The one called must quickly run and catch the ball on the first bounce.
Having settled the plan of his future proceedings, Bounce did not waste more time in thought or speech.
"Well, I guess I've got some bounce in me, certainly," agreed Diana.
I always temporized until I heard the tree falling, then off he would dash, and bounce into its top to yelp and explore.
March Marston smiled as he said this, and Bounce grinned by way of reply.
And America itself, as I have said, under all its bounce and independence, really regarded us as a mother country.
In addition to this, Bounce smote his thigh with unwonted vigour.
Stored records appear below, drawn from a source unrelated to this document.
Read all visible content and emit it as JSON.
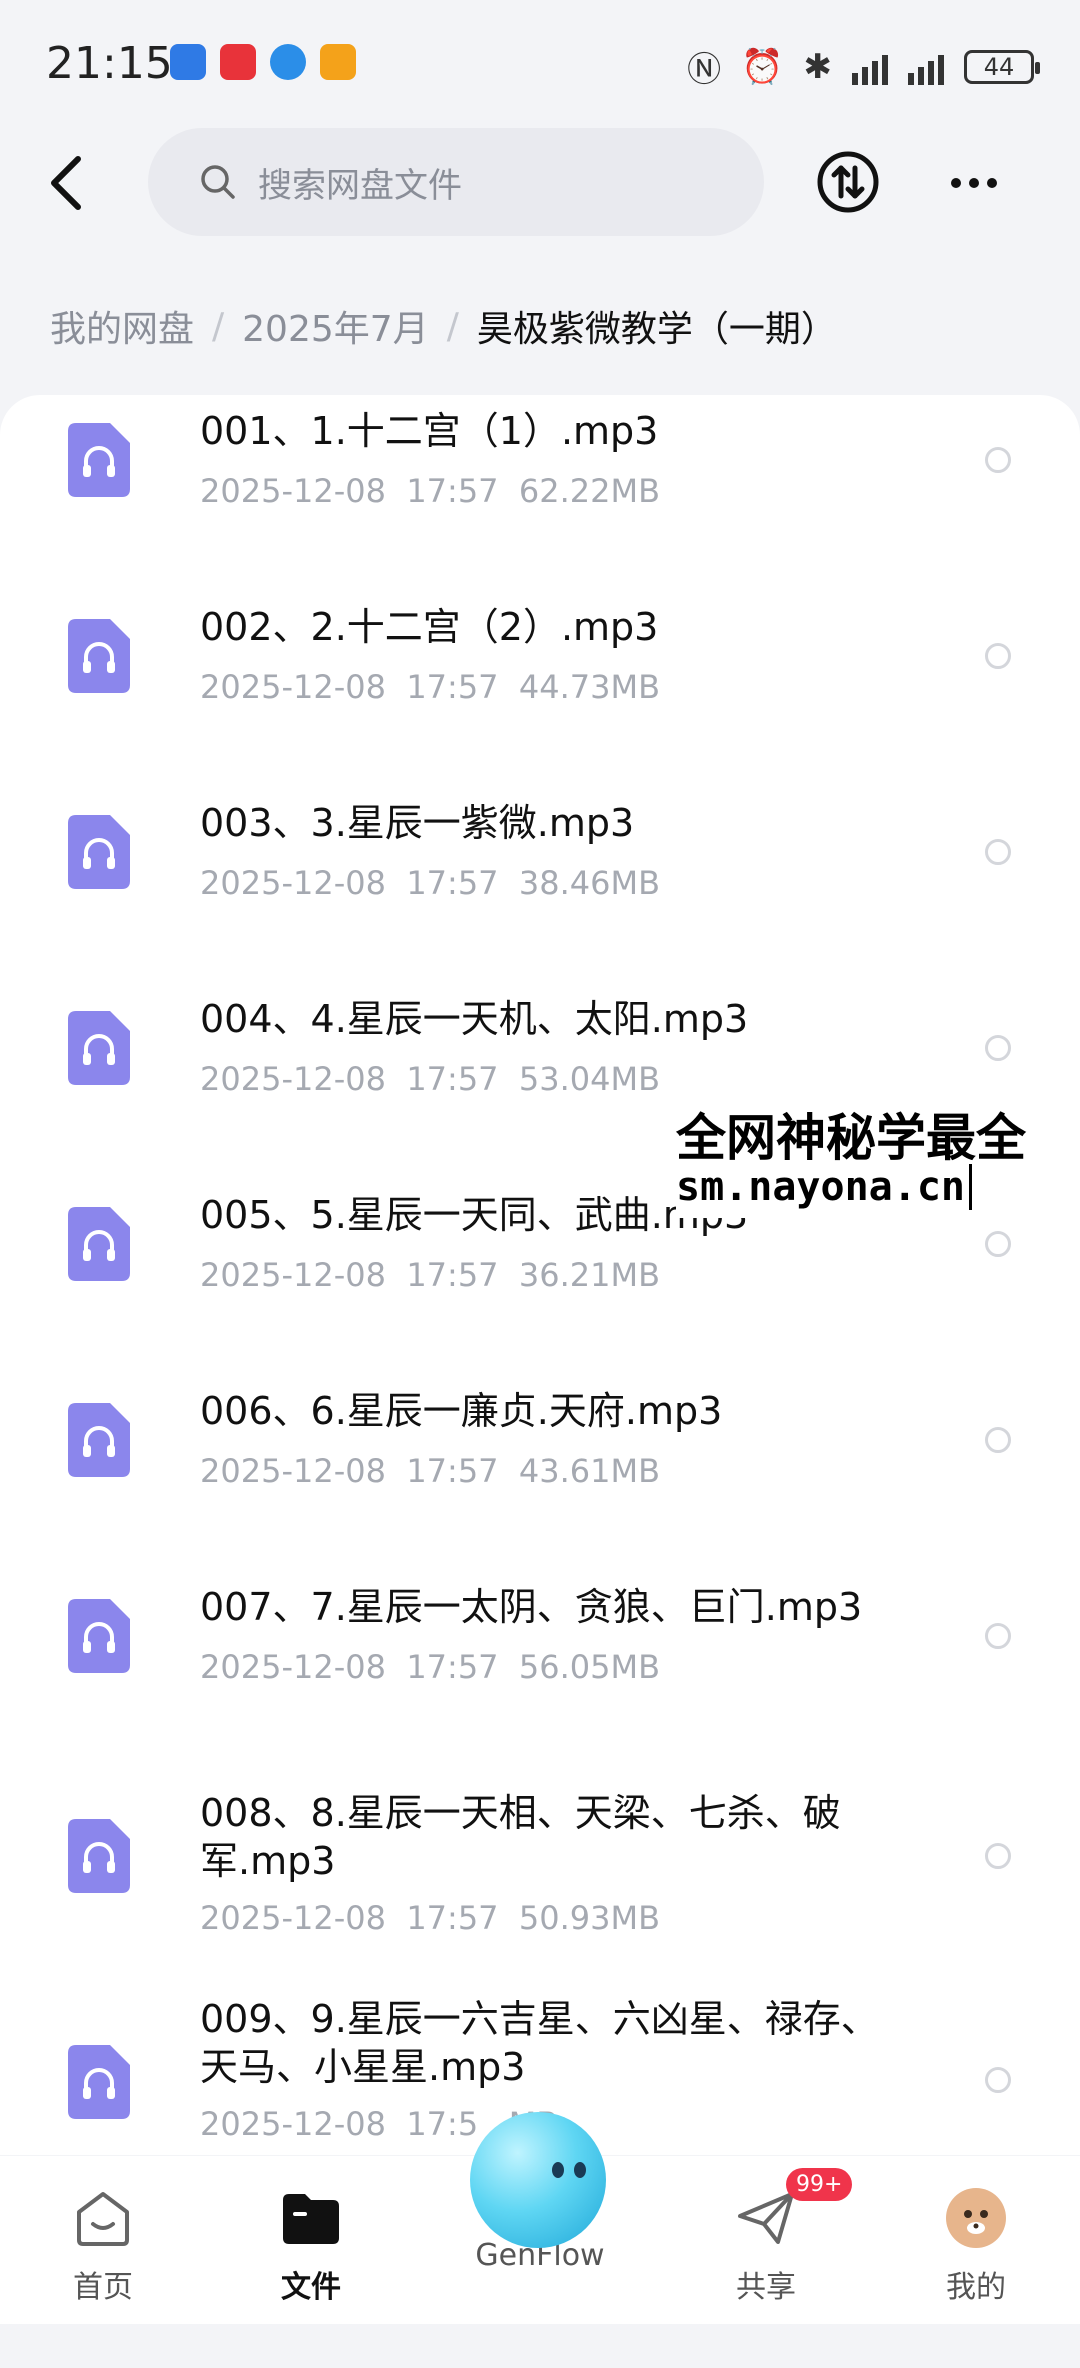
{
  "status_bar": {
    "time": "21:15",
    "battery": "44",
    "app_colors": [
      "#2f7ae5",
      "#e8333a",
      "#2b8ee8",
      "#f4a21a"
    ]
  },
  "header": {
    "search_placeholder": "搜索网盘文件",
    "icons": [
      "back-icon",
      "search-icon",
      "sort-icon",
      "more-icon"
    ]
  },
  "breadcrumb": [
    "我的网盘",
    "2025年7月",
    "昊极紫微教学（一期）"
  ],
  "files": [
    {
      "name": "001、1.十二宫（1）.mp3",
      "date": "2025-12-08  17:57",
      "size": "62.22MB"
    },
    {
      "name": "002、2.十二宫（2）.mp3",
      "date": "2025-12-08  17:57",
      "size": "44.73MB"
    },
    {
      "name": "003、3.星辰一紫微.mp3",
      "date": "2025-12-08  17:57",
      "size": "38.46MB"
    },
    {
      "name": "004、4.星辰一天机、太阳.mp3",
      "date": "2025-12-08  17:57",
      "size": "53.04MB"
    },
    {
      "name": "005、5.星辰一天同、武曲.mp3",
      "date": "2025-12-08  17:57",
      "size": "36.21MB"
    },
    {
      "name": "006、6.星辰一廉贞.天府.mp3",
      "date": "2025-12-08  17:57",
      "size": "43.61MB"
    },
    {
      "name": "007、7.星辰一太阴、贪狼、巨门.mp3",
      "date": "2025-12-08  17:57",
      "size": "56.05MB"
    },
    {
      "name": "008、8.星辰一天相、天梁、七杀、破军.mp3",
      "date": "2025-12-08  17:57",
      "size": "50.93MB"
    },
    {
      "name": "009、9.星辰一六吉星、六凶星、禄存、天马、小星星.mp3",
      "date": "2025-12-08  17:5",
      "size": "MB"
    }
  ],
  "watermark": {
    "line1": "全网神秘学最全",
    "line2": "sm.nayona.cn"
  },
  "bottom_nav": {
    "items": [
      {
        "label": "首页",
        "icon": "home-icon"
      },
      {
        "label": "文件",
        "icon": "folder-icon"
      },
      {
        "label": "GenFlow",
        "icon": "genflow-icon"
      },
      {
        "label": "共享",
        "icon": "share-icon"
      },
      {
        "label": "我的",
        "icon": "avatar-icon"
      }
    ],
    "share_badge": "99+",
    "active": "文件"
  },
  "colors": {
    "file_icon": "#8b86ec",
    "accent": "#111111",
    "badge": "#f0344b"
  }
}
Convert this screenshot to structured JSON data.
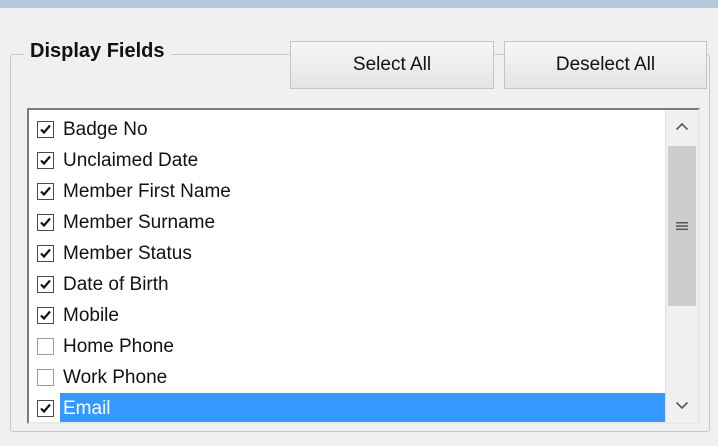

This collar button is made of rubber with a little electric light attachment and is guaranteed to bounce for five minutes.
“Why, that was spoken like Bounce himself,” said Bertram, smiling.
bounce early 13c., bounsen "to thump, hit," perhaps from Du. bonzen "to beat, thump," or Low Ger. bunsen, or onomatopoeic; sense probably influenced by bound (v.). Sense of "to bounce like a ball" is from 1510s; the rubber check sense is from 1927. Bouncing "vigorous, big" is from 1570s.